ISO 27001 delivers a complete set of integrated cyber security processes based on the implementation of an information security management system (ISMS).
ISO 27001 also defines a requirement for continual assessment and improvement. This is facilitated by processes that ensure that the risks to an organisation are continually monitored and that appropriate mitigating controls are improved or implemented.
- Documentation toolkits provide ready-made templates and guidance for the creation of policies, procedures, work instructions, roles and improvement methodology according to the ISO 27001 framework.
- The Cyber Essentials scheme (CES ) is a UK Government-backed and industry-supported scheme to guide businesses in protecting themselves against cyber threats, and can help to prevent 80% of cyber attacks.
- ISO 27001 implementation bundles provide everything needed to implement ISO 27001 without any of the usual associated complexities and costs.
Technology is a key element in achieving effective cyber security for any organisation. An effective cyber security programme requires the identification of cyber risks and the selection of appropriate measures (controls) to prevent or mitigate the impact of these risks.
The ISO27001 standard provides guidance on both risk management and the type of controls that can be used to mitigate cyber risks.
The 20 Critical Security Controls are specifically technical cyber security controls. Each of the 20 listed critical controls is supported by detailed implementation, automation, measurement and test/audit guidance, which reflects a consensus of multiple security experts on the most effective ways to mitigate the specific attacks that these controls are designed to deal with.
The UK Government’s Ten Steps to Cyber Security framework provides a summary of 10 key technical controls that should form part of an effective cyber security strategy, and underscore the role of people, processes and technology in information security. These are:
- An information risk management regime endorsed by the organisational leadership
- Secure home and mobile working
- User education and awareness
- User privilege management
- Removable media controls
- Activity monitoring
- Secure configurations

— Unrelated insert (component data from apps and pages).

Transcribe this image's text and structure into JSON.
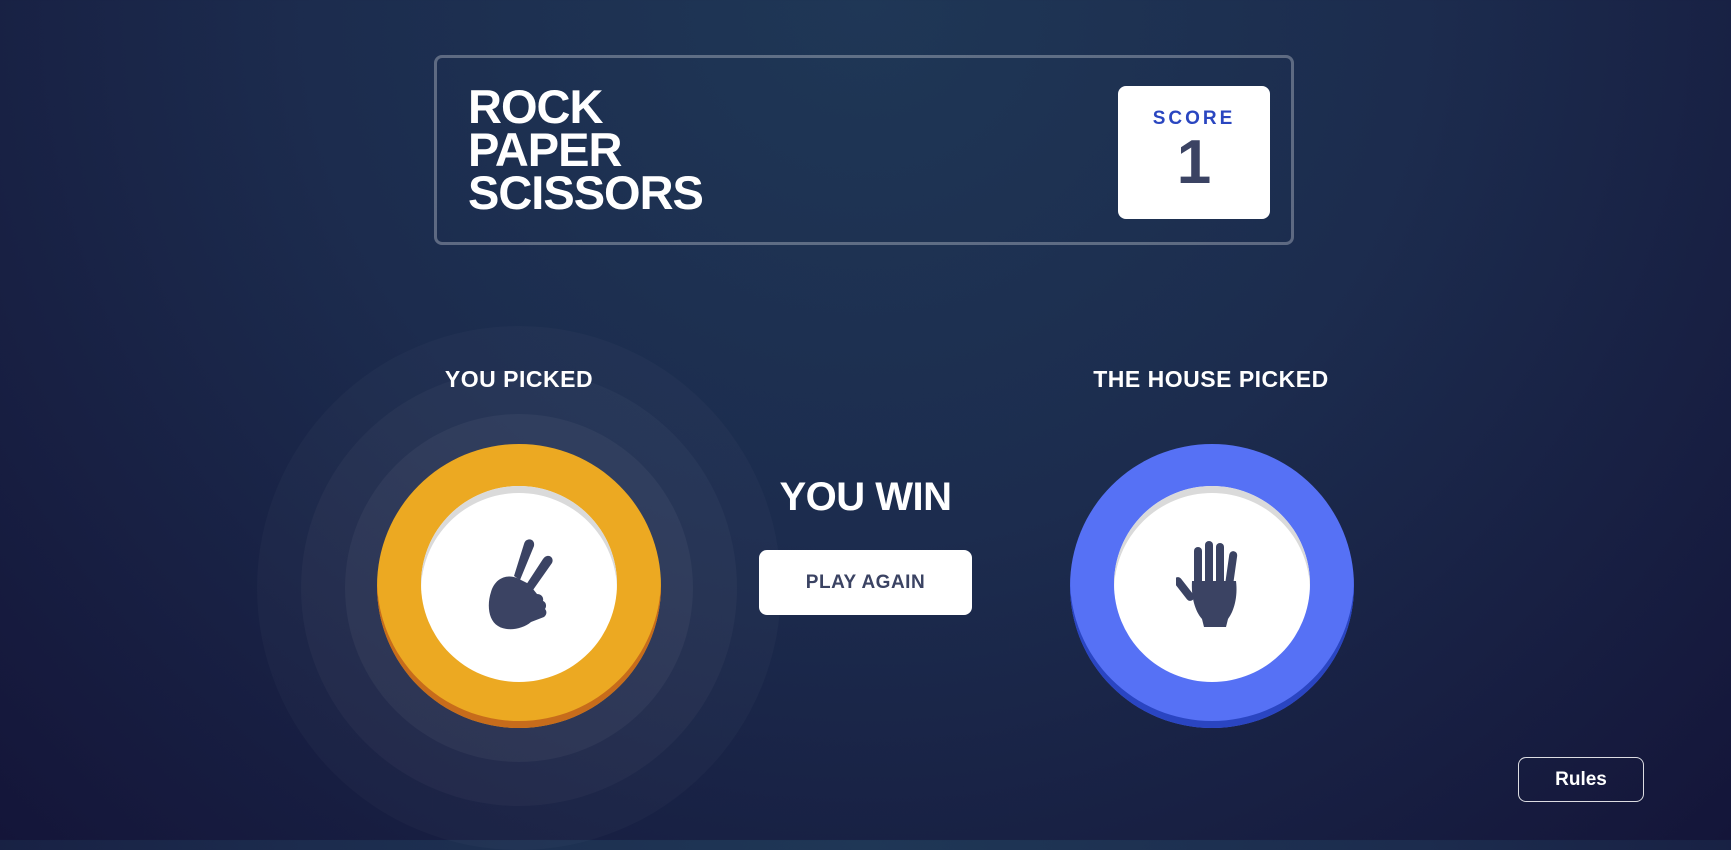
{
  "header": {
    "title_lines": [
      "ROCK",
      "PAPER",
      "SCISSORS"
    ],
    "score_label": "SCORE",
    "score_value": "1"
  },
  "player": {
    "label": "YOU PICKED",
    "choice": "scissors",
    "icon": "scissors-hand-icon",
    "color": "#eca922"
  },
  "house": {
    "label": "THE HOUSE PICKED",
    "choice": "paper",
    "icon": "paper-hand-icon",
    "color": "#5671f5"
  },
  "result": {
    "text": "YOU WIN",
    "play_again_label": "PLAY AGAIN"
  },
  "rules_label": "Rules"
}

- Malware protection
- Network security
- Incident management
Conducting a cyber security risk assessment
Any robust cyber security regime will be based upon a comprehensive cyber risk assessment. As part of an information security management system, ISO 27001 requires that the risk environment be continually monitored and reviewed in order to detect any changes in the context of the organisation, and to maintain an overview of the complete risk management process.
- A cyber health check is a good starting point when embarking on a cyber security improvement programme, and will enable you to identify your weakest security areas and take appropriate measures to mitigate those risks.
- Penetration testing is the process of testing your applications for vulnerabilities and assessing whether hackers could do harm to your organisation. Penetration tests are an important part of the process of identifying, measuring and communicating your cyber risks so that smart risk mitigation strategies can be implemented. With the results of a successful pen test, you can show that the investments you are making have actual benefits that will support your organisation’s overall business objectives.
- vsRisk reduces the number of hours spent conducting comprehensive risk assessments by providing a simple, smart and streamlined solution. Fully compliant with ISO 27001:2013, this widely applicable risk assessment tool provides the framework and resources to complete an information security risk assessment quickly and easily.